§ **Activity**: Write out every entry precisely as given, leaving the pictures out.
Data records section start
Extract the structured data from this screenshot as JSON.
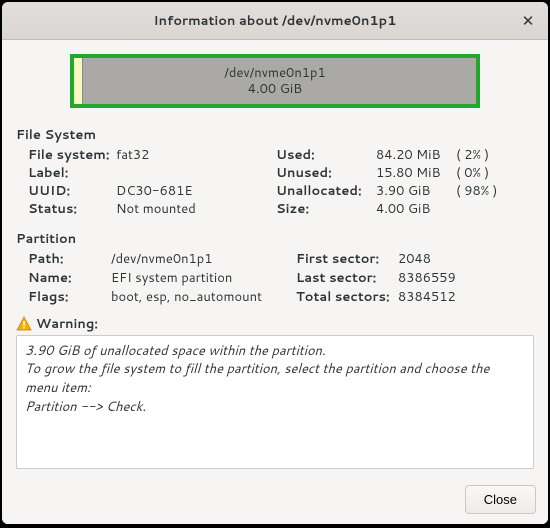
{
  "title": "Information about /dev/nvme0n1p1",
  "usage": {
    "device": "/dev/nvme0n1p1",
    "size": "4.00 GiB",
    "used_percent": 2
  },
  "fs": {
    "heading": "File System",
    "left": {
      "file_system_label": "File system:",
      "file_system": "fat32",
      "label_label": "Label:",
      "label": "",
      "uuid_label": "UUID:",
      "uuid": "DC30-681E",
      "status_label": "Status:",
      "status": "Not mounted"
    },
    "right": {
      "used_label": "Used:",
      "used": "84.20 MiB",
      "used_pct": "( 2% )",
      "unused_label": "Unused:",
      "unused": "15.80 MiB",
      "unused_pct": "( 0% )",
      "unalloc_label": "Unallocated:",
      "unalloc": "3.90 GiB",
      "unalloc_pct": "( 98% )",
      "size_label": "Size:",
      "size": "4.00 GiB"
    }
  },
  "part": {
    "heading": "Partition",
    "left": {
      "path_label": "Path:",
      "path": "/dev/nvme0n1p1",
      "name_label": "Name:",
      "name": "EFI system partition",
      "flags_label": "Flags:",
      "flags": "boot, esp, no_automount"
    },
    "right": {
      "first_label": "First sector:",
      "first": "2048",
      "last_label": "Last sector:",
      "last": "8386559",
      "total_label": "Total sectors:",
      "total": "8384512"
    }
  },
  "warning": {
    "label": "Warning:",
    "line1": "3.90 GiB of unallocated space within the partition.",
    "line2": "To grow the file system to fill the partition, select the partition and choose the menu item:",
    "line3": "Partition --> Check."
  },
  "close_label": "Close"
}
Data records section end
§ **Answer for this exercise**:
Extract the structured data from this screenshot as JSON.
{
  "title": "Information about /dev/nvme0n1p1",
  "usage": {
    "device": "/dev/nvme0n1p1",
    "size": "4.00 GiB",
    "used_percent": 2
  },
  "fs": {
    "heading": "File System",
    "left": {
      "file_system_label": "File system:",
      "file_system": "fat32",
      "label_label": "Label:",
      "label": "",
      "uuid_label": "UUID:",
      "uuid": "DC30-681E",
      "status_label": "Status:",
      "status": "Not mounted"
    },
    "right": {
      "used_label": "Used:",
      "used": "84.20 MiB",
      "used_pct": "( 2% )",
      "unused_label": "Unused:",
      "unused": "15.80 MiB",
      "unused_pct": "( 0% )",
      "unalloc_label": "Unallocated:",
      "unalloc": "3.90 GiB",
      "unalloc_pct": "( 98% )",
      "size_label": "Size:",
      "size": "4.00 GiB"
    }
  },
  "part": {
    "heading": "Partition",
    "left": {
      "path_label": "Path:",
      "path": "/dev/nvme0n1p1",
      "name_label": "Name:",
      "name": "EFI system partition",
      "flags_label": "Flags:",
      "flags": "boot, esp, no_automount"
    },
    "right": {
      "first_label": "First sector:",
      "first": "2048",
      "last_label": "Last sector:",
      "last": "8386559",
      "total_label": "Total sectors:",
      "total": "8384512"
    }
  },
  "warning": {
    "label": "Warning:",
    "line1": "3.90 GiB of unallocated space within the partition.",
    "line2": "To grow the file system to fill the partition, select the partition and choose the menu item:",
    "line3": "Partition --> Check."
  },
  "close_label": "Close"
}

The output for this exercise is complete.